In an effort to prevent household hazardous waste contamination, Clermont County and the Adams-Clermont Solid Waste District have worked hard to make the disposal of household hazardous waste more convenient for county residents. Disposing of old motor oil, brake or transmission fluid, and antifreeze can be tough. The good news is that residents can bring these used fluids, at no cost, to the Fleet Management garage, located on Filager Road just off SR 222 north of Batavia. These items are accepted Monday through Friday, from 8:00 a.m. to 3:30 p.m.

Other hazardous household chemicals such as paints, thinners, and solvents can also be disposed of properly. Unused latex paint can be left open in the container until dry, then disposed of in general waste. There are also local outlets for other materials, such as tires, car batteries, nickel-cadmium batteries, propane tanks and more. You can search for disposal or recycling locations at http://oeq.net/recycling/.

If no local outlets are available, the Solid Waste District will issue Clermont residents a voucher, which allows them to take the material to Environmental Enterprises on Spring Grove Avenue in Cincinnati and the District will pay the disposal fee. To obtain a voucher, or for more information on Solid Waste District programs, call (513) 732-7894 x3.

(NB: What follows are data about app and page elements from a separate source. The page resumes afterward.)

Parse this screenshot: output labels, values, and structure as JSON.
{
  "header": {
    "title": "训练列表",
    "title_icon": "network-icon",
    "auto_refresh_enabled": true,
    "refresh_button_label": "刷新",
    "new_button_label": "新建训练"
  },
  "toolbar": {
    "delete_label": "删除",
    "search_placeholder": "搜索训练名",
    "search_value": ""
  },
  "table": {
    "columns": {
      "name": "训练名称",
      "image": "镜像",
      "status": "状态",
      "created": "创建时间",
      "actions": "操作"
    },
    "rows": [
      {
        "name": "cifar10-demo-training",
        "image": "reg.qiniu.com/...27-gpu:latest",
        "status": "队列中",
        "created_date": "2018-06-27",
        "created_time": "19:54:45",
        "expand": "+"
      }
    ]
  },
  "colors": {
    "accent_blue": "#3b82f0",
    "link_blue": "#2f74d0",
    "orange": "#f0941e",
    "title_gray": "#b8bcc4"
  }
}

Want to Get Serious About Single Use Plastic Waste?

Single-use plastics, or disposable plastics, are used only once before they are thrown away or recycled. These items are things like plastic bags, straws, coffee stirrers, soda and water bottles and most food packaging. Single-use plastic is almost entirely about convenience.  Thankfully, there are industries making great strides to reduce their plastic waste. Many airlines have begun recycling plastic cups and straws, and companies such as Nestle and Unilever pledge to make all plastic packaging either 100% recyclable or reusable by 2025. Kroger will be eliminating single use grocery bags as of 2025. Nevertheless, significant progress is yet to be made and much of the effort comes down to us changing our behavior as consumers.

Here’s what YOU can do:

  1. Stop buying water in single-use plastic bottles. Get a sink or jug-mounted filter at home. Buy a bottle that you can leave in your car. Or even buy a separate one for your car, purse, office and home.
  2. Use cloth or recyclable bags for your groceries. You can find these bags for sale at most retailers, or alot of organizations give them away as free promotional items.
  3. Don’t use plastic bags for vegetables you’re going to wash anyway. Earthwise & Purifyou have mesh produce bags available, or skip bagging all together.
  4. Bring your own coffee mug to your favorite coffee vendor.
  5. Own your own straw, or stop using one. Paper, metal, and glass alternatives exist.
  6. Stop using ziplock bags and use glass or Tupperware instead. Even plastic Tupperware is made of recyclable (and even recycled) material!
  7. Rinse out and recycle your plastic bottles. These can be recycled many times when properly disposed.
  8. Participate in litter / river cleanups…. Clermont County has a Spring Litter Cleanup in April every year. See our website for updates: https://www.clermontswcd.org/.
  9. Lobby your local and state government to make recycling a priority. You can go to https://www.legislature.ohio.gov/legislators/district-maps to find out who your state representatives are and how to contact them.

In total, more than 60 countries have enacted plastic bans and/or fees in order to cut down on plastic waste, and many more are likely to follow soon. Let each of us do our part to cut down on plastic waste.

 

Ohio Pond Management Handbook

The Ohio Department of Natural Resources-Division of Wildlife has an excellent Pond Management Handbook available online for those that own ponds. This free downloadable resource is a must have for pond owners. Inside you will find information regarding fish stocking, fish management, managing aquatic vegetation and other problems and solutions regarding pond health and management.

This handbook was made for the typical pond owner, easy to read, many pictures, and geared to issues found here in Ohio. This publication was updated in 2015.